Geological Survey of Canada, Calgary, AB, Canada.
The Sverdrup Basin of the Canadian Arctic Archipelago is an established petroliferous basin with 17 discovered oil and gas fields. Almost all the hydrocarbons occur in Triassic-Jurassic shallow marine sandstones and were sourced from Middle to Upper Triassic bituminous shales. The discovered fields occur on the culminations of Paleogene structures many of which are cored by Carboniferous salt which contributed to the growth of the structures through the basin development.
Three prospective areas for future discoveries in the Triassic-Jurassic succession have been outlined and these include western Sverdrup, southeastern Sverdrup, and the Fosheim Peninsula area which is located on the east-central flank of the basin. These areas are delineated on the basis of the occurrence of mature Triassic source rocks and the subsurface occurrence of potential reservoir strata in the Triassic-Jurassic succession.
Most of the large structures in these prospective areas were mapped and tested in the initial round of hydrocarbon exploration. However, a number of smaller culminations remain to be tested and more detailed seismic surveys may well reveal the presence of other ones. Overall, the structural play involving Triassic-Jurassic strata still has considerable potential left.
The largest potential plays which have not been tested are those involving a stratigraphic component as part of the hydrocarbon trapping mechanism. Potential reservoir units are developed on the 3rd order sequence scale and 22 such sequences have been delineated in the Triassic-Jurassic succession. Most of them contain a progradational, shallow marine sandstone unit which is in part porous within the prospective areas. These units are often truncated by unconformities on the basin margins and change facies to non-porous strata basinward. The pinchouts of these porous units in proper structural orientations provide good petroleum prospects because they were already present during the maturation and migration of the Triassic-sourced hydrocarbons and are less likely to be associated with fractures which allow hydrocarbons to escape.

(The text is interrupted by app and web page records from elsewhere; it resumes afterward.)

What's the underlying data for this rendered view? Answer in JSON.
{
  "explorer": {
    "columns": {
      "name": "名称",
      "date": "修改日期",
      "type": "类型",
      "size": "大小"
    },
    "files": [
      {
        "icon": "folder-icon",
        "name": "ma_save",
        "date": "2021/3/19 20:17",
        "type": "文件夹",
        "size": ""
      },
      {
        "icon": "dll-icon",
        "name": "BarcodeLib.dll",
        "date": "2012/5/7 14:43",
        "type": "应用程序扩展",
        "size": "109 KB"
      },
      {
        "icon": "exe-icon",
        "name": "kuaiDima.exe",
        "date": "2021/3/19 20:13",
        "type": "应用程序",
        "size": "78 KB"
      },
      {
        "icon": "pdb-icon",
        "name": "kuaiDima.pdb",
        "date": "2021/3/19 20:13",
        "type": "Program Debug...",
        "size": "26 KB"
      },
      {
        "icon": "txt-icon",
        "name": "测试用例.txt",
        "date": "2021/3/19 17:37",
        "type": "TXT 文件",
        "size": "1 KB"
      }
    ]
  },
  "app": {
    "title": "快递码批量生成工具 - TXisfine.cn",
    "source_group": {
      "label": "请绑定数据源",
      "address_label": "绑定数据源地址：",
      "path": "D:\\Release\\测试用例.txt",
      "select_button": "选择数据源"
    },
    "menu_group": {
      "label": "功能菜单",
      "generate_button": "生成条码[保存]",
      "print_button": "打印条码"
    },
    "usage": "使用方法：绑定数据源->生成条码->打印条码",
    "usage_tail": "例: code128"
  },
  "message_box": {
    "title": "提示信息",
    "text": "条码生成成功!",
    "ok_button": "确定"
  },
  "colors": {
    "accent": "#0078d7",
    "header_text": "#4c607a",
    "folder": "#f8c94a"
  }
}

AAPG Search and Discover Article #90096©2009 AAPG 3-P Arctic Conference and Exhibition, Moscow, Russia